• _Assignment_: A verbatim copy of each record is required.

Start of Block

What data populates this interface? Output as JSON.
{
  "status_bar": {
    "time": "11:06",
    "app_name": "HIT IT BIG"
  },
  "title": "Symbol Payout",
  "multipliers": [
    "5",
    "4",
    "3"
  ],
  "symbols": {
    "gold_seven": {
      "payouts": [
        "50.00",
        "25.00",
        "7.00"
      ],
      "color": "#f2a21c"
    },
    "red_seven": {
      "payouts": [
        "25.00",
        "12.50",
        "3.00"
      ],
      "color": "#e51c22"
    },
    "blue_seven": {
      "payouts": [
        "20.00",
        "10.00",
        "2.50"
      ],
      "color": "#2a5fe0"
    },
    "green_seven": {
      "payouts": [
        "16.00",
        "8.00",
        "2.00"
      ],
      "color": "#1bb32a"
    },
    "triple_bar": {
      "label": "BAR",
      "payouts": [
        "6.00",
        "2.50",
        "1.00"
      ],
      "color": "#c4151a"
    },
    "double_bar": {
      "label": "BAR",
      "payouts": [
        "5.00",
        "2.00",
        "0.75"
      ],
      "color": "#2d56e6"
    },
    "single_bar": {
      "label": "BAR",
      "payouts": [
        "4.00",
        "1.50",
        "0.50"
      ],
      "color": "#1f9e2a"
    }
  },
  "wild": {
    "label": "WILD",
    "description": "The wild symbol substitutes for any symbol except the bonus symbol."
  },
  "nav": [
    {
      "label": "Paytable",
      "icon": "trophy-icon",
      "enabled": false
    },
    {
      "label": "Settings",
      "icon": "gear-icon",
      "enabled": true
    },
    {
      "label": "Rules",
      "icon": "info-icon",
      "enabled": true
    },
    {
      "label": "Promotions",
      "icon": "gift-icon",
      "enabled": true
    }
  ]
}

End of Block

• _Solution to the problem_:
What data populates this interface? Output as JSON.
{
  "status_bar": {
    "time": "11:06",
    "app_name": "HIT IT BIG"
  },
  "title": "Symbol Payout",
  "multipliers": [
    "5",
    "4",
    "3"
  ],
  "symbols": {
    "gold_seven": {
      "payouts": [
        "50.00",
        "25.00",
        "7.00"
      ],
      "color": "#f2a21c"
    },
    "red_seven": {
      "payouts": [
        "25.00",
        "12.50",
        "3.00"
      ],
      "color": "#e51c22"
    },
    "blue_seven": {
      "payouts": [
        "20.00",
        "10.00",
        "2.50"
      ],
      "color": "#2a5fe0"
    },
    "green_seven": {
      "payouts": [
        "16.00",
        "8.00",
        "2.00"
      ],
      "color": "#1bb32a"
    },
    "triple_bar": {
      "label": "BAR",
      "payouts": [
        "6.00",
        "2.50",
        "1.00"
      ],
      "color": "#c4151a"
    },
    "double_bar": {
      "label": "BAR",
      "payouts": [
        "5.00",
        "2.00",
        "0.75"
      ],
      "color": "#2d56e6"
    },
    "single_bar": {
      "label": "BAR",
      "payouts": [
        "4.00",
        "1.50",
        "0.50"
      ],
      "color": "#1f9e2a"
    }
  },
  "wild": {
    "label": "WILD",
    "description": "The wild symbol substitutes for any symbol except the bonus symbol."
  },
  "nav": [
    {
      "label": "Paytable",
      "icon": "trophy-icon",
      "enabled": false
    },
    {
      "label": "Settings",
      "icon": "gear-icon",
      "enabled": true
    },
    {
      "label": "Rules",
      "icon": "info-icon",
      "enabled": true
    },
    {
      "label": "Promotions",
      "icon": "gift-icon",
      "enabled": true
    }
  ]
}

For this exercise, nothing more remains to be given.